BHW: Exile International provides holistic care. This means we focus on healing of mind, body, and spirit – incorporating art and expressive therapy, trauma care, education, food, medical care and peace-building skills. But, most importantly, the children are able to see that they are worthy and valued through the love of Jesus.

Although all of these areas are important, the children experience the greatest change when they begin to believe they are more than their past and that God has plan and a hope for them. Even though they carry deep scars of war, they find redemption by embracing they are a new creation in Christ! It is then they begin to dream about becoming peace leaders in their nations.

RNS: You confronted this problem by going to Uganda and the Congo and founding an organization to help children. Most people can’t do this themselves. How can they affect change on this issue in a tangible way, other than just donating money, of course?

BHW: We look at Exile International as a team. Most people in the west would not or could not go into a war zone to work with children in armed conflict, but our teams could not do the work they do without support from our partners and churches. We all have a part to plan in caring for children who have been orphaned and wounded by war.

After being made aware of former children slaves, rescued child soldiers or children orphaned by war – many people are eager to get involved. We always invite people to pray and partner. Our teams and the children in our programs are sometimes in danger, and we have seen the effects of prayer through saving their lives at times.

Partnering looks different from everyone.
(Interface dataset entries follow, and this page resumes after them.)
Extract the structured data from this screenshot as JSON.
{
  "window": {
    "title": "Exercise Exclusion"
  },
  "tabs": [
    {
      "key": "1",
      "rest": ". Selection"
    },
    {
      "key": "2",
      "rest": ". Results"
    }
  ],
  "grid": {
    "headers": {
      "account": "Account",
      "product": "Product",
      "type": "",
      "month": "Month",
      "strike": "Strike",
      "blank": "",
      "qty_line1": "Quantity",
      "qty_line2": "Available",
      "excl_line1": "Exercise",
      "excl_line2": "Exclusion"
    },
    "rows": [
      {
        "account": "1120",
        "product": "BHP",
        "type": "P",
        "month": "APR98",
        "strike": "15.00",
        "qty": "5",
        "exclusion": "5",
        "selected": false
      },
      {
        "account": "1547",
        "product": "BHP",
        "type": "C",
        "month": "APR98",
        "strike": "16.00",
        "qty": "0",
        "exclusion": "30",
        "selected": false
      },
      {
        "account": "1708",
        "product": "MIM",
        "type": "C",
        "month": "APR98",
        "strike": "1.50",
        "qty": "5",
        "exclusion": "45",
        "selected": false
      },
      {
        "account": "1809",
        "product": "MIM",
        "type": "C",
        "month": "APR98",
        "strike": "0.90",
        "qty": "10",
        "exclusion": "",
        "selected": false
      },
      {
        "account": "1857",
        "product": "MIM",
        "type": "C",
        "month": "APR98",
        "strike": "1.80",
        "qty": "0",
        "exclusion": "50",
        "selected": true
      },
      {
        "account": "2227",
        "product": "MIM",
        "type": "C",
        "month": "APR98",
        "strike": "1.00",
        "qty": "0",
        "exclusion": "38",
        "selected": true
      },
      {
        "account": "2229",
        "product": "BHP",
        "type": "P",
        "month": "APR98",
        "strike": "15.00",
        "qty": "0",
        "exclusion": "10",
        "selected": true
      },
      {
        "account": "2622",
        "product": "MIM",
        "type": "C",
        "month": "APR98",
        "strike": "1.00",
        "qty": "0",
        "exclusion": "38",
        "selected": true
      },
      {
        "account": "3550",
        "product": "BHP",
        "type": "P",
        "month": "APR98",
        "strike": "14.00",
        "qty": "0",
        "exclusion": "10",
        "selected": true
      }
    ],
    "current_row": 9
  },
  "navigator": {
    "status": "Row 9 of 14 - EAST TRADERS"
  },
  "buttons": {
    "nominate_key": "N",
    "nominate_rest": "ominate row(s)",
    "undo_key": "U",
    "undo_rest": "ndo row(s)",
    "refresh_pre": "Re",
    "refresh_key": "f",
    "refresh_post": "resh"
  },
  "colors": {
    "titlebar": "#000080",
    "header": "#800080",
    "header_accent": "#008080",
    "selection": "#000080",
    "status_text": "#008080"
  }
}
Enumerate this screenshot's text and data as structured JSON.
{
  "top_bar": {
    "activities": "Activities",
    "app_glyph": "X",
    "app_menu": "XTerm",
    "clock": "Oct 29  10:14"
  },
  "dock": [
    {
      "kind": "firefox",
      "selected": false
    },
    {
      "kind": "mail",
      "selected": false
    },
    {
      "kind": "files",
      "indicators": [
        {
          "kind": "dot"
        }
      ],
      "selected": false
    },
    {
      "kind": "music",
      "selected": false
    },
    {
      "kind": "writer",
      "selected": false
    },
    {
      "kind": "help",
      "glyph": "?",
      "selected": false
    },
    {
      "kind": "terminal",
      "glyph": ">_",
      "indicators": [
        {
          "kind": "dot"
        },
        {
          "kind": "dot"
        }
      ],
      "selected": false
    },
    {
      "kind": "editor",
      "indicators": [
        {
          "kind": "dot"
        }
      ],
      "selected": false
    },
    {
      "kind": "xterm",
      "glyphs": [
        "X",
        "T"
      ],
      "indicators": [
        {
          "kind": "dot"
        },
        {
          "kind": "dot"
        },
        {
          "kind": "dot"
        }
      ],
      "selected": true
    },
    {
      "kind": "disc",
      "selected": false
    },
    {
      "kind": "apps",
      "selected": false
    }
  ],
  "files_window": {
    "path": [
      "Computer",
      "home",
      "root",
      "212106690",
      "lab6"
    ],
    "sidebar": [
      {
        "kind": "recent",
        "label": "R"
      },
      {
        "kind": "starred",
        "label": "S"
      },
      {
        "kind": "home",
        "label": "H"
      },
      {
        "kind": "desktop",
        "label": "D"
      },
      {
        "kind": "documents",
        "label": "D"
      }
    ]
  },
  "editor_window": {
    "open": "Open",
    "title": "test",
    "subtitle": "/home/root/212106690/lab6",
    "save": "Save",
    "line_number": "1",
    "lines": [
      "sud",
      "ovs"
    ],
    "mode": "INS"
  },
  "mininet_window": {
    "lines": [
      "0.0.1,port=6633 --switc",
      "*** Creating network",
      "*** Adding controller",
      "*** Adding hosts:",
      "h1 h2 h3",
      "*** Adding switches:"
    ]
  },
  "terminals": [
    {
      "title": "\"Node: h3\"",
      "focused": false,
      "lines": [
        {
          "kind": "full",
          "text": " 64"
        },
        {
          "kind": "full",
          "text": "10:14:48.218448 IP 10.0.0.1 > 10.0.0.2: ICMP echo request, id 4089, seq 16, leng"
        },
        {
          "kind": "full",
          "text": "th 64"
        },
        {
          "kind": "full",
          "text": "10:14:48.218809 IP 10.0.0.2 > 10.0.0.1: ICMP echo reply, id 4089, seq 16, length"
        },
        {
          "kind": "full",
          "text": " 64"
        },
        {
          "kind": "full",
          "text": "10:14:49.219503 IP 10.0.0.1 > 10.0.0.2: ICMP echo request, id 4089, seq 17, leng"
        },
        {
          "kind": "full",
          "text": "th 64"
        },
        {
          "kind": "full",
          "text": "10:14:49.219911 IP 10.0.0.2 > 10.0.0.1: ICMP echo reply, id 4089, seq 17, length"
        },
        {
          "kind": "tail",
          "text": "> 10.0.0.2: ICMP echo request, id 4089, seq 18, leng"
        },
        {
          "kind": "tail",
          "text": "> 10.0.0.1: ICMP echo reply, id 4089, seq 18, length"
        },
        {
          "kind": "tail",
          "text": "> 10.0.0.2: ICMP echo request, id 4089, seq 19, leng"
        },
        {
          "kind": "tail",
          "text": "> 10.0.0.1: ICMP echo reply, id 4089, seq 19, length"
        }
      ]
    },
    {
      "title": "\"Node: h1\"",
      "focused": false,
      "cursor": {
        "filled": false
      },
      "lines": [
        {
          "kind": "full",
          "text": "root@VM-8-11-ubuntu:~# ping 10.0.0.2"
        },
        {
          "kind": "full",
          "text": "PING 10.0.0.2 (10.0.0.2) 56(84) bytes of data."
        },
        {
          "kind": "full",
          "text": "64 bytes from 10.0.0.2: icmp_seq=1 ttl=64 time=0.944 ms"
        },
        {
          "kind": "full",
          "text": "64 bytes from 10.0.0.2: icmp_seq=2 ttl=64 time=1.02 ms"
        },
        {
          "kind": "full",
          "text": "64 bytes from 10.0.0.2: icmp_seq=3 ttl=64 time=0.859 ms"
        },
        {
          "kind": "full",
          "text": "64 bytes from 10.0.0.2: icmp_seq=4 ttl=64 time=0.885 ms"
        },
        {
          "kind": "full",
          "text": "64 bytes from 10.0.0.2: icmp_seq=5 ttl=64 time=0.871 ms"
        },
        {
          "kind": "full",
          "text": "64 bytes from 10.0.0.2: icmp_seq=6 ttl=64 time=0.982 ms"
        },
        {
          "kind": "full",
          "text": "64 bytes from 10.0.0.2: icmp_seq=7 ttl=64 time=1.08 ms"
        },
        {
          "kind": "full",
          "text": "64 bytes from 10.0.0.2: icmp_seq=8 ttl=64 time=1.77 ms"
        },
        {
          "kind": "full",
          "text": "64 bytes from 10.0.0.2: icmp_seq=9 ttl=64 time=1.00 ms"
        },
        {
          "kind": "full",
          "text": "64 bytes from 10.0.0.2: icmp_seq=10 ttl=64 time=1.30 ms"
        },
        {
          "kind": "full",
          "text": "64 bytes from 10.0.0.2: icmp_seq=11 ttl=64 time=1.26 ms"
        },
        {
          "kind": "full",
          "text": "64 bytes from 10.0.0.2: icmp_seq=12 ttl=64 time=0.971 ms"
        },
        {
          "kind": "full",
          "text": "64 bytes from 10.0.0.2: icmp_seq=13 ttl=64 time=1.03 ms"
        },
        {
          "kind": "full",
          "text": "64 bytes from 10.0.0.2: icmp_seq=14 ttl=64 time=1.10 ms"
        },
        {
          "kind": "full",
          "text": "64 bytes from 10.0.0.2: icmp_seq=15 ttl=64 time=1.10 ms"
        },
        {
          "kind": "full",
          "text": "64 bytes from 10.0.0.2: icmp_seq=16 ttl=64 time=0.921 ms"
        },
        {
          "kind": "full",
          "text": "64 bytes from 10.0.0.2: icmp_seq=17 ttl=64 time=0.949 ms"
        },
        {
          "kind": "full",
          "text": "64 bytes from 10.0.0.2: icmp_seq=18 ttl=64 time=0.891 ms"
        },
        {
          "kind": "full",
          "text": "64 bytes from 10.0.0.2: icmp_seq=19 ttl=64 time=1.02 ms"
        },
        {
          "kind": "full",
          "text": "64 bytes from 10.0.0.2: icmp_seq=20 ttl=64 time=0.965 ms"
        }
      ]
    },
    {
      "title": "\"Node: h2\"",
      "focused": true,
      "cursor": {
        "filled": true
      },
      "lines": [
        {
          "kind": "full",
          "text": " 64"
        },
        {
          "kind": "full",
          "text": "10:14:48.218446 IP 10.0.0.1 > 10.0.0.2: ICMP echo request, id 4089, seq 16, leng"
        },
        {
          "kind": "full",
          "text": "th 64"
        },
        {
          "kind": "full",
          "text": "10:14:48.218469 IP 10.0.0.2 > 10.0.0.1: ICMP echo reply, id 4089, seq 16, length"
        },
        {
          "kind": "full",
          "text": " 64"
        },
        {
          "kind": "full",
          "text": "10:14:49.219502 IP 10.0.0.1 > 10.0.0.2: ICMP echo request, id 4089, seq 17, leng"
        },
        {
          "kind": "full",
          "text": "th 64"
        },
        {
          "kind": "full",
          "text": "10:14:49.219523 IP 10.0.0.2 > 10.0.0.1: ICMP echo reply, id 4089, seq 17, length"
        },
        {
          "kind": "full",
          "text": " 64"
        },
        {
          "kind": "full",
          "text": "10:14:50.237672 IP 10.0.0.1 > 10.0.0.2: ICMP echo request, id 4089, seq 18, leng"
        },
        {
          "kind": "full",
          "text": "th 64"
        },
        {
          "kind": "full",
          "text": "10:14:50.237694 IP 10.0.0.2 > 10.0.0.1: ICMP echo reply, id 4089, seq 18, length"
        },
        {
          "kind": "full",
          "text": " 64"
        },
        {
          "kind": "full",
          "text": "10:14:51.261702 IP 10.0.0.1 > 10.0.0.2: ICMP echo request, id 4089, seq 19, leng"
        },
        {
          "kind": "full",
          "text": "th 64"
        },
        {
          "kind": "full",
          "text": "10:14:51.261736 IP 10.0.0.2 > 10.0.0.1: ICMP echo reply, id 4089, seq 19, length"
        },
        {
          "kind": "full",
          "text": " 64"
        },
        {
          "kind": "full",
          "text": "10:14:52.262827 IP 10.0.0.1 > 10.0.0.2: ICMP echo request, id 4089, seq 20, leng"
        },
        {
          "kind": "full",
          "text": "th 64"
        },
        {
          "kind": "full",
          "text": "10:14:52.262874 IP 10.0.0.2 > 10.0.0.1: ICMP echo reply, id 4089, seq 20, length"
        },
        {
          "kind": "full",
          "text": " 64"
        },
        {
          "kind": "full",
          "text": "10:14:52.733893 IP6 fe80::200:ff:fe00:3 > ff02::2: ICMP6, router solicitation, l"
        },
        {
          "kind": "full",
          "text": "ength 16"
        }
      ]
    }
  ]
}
Of course, that can look like becoming a monthly Restore Partner, Child Sponsor or Church Partner – but we also love for children elsewhere in the world to write letters of encouragement to the children in our programs.